When you add your Apache Kafka cluster as a trigger for your Lambda function, the cluster is used as an event source.

Lambda reads event data from the Kafka topics that you specify in CreateEventSourceMapping Topics based on the starting position that you specify in CreateEventSourceMapping StartingPosition. After successful processing, your Kafka topic is committed to your Kafka cluster.

If you specify LATEST as the starting position, Lambda starts reading from the latest message in each partition belonging to the topic. Because there can be some delay after trigger configuration before Lambda starts reading the messages, Lambda does not read any messages produced during this window.

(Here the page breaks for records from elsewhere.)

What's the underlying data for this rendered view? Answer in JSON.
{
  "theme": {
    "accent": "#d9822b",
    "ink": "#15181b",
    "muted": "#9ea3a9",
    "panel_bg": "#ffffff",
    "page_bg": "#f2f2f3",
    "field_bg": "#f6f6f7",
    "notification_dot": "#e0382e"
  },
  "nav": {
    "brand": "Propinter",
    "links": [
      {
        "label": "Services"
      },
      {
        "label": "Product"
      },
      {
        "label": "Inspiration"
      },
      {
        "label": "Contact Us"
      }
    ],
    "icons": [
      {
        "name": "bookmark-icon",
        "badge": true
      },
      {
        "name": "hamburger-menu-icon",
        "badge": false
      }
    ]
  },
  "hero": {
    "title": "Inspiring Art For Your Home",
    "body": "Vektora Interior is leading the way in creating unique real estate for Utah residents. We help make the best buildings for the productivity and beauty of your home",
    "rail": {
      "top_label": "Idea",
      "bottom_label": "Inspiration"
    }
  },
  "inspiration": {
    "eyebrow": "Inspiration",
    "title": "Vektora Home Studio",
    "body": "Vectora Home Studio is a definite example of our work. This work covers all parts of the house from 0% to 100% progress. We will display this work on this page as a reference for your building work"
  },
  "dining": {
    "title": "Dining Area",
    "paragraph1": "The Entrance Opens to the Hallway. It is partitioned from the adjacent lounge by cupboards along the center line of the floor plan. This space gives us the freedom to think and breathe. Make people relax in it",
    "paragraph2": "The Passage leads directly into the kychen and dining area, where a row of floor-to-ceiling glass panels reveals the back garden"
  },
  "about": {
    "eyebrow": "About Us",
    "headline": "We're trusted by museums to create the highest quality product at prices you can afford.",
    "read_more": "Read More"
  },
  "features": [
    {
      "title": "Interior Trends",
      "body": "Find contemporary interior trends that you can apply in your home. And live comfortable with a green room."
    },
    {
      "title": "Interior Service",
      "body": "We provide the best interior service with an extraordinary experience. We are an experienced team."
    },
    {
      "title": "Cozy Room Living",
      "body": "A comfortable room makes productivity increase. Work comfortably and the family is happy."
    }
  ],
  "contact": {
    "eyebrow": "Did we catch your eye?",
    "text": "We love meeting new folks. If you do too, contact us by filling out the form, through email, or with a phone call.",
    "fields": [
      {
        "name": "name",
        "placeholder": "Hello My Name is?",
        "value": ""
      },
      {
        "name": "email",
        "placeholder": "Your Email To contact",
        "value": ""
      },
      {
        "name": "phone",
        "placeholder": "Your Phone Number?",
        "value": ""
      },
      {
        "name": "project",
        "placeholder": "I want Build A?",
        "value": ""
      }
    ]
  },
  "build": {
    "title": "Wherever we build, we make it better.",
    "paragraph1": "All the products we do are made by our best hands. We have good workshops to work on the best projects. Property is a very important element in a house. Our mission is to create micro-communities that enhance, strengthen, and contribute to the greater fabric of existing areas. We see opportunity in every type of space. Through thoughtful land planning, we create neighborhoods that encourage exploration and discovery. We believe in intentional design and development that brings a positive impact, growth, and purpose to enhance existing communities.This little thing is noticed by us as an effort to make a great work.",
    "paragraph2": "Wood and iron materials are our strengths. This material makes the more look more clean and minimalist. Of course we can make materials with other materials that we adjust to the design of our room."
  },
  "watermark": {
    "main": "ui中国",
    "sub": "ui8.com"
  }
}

Lambda processes records from one or more Kafka topic partitions that you specify and sends a JSON payload to your Lambda function. When more records are available, Lambda continues processing records in batches, based on the value that you specify in CreateEventSourceMapping >BatchSize, until the function catches up with the topic.

If your Lambda function returns an error for any of the messages in a batch, Lambda retries the whole batch of messages until processing succeeds or the messages expire.

The maximum amount of time that Lambda lets a function run before stopping it is 14 minutes.

Auto scaling of the Kafka event source

When you initially create an Apache Kafka event source, Lambda allocates one consumer to process all of the partitions in the Kafka topic. Lambda automatically scales up or down the number of consumers, based on workload. To preserve message ordering in each partition, the maximum number of consumers is one consumer per partition in the topic.

Every 15 minutes, Lambda evaluates the consumer offset lag of all the partitions in the topic. If the lag is too high, the partition is receiving messages faster than Lambda can process them. If necessary, Lambda adds or removes consumers from the topic.

If your target Lambda function is overloaded, Lambda reduces the number of consumers. This action reduces the workload on the function by reducing the number of messages that consumers can retrieve and send to the function.

To monitor the throughput of your Kafka topic, you can view the Apache Kafka consumer metrics, such as consumer_lag and consumer_offset. To check how many function invocations occur in parallel, you can also monitor the concurrency metrics for your function.

Event source API operations

When you add your Kafka cluster as an event source for your Lambda function using the Lambda console, an AWS SDK, or the AWS CLI, Lambda uses APIs to process your request.

To manage an event source with the AWS CLI or AWS SDK, you can use the following API operations:

Event source mapping errors

When you add your Apache Kafka cluster as an event source for your Lambda function, if your function encounters an error, your Kafka consumer stops processing records. Consumers of a topic partition are those that subscribe to, read, and process your records. Your other Kafka consumers can continue processing records, provided they don't encounter the same error.

To determine the cause of a stopped consumer, check the StateTransitionReason field in the response of EventSourceMapping. The following list describes the event source errors that you can receive:

ESM_CONFIG_NOT_VALID

The event source mapping configuration is not valid.

EVENT_SOURCE_AUTHN_ERROR

Lambda could not authenticate the event source.

EVENT_SOURCE_AUTHZ_ERROR

Lambda does not have the required permissions to access the event source.

FUNCTION_CONFIG_NOT_VALID

The function configuration is not valid.

Note

If your Lambda event records exceed the allowed size limit of 6 MB, they can go unprocessed.

Event source configuration parameters

All Lambda event source types share the same CreateEventSourceMapping and UpdateEventSourceMapping API operations. However, only some of the parameters apply to Apache Kafka.

Event source parameters that apply to self-managed Apache Kafka
Parameter Required Default Notes

BatchSize

N

100

Maximum: 10,000

Enabled

N

Enabled

FunctionName

Y

SelfManagedEventSource

Y

List of Kafka Brokers. Can set only on Create

SourceAccessConfigurations

N

No credentials

VPC information or authentication credentials for the cluster

For SASL_PLAIN, set to BASIC_AUTH

StartingPosition

Y

TRIM_HORIZON or LATEST

Can set only on Create

Topics

Y

Topic name

Can set only on Create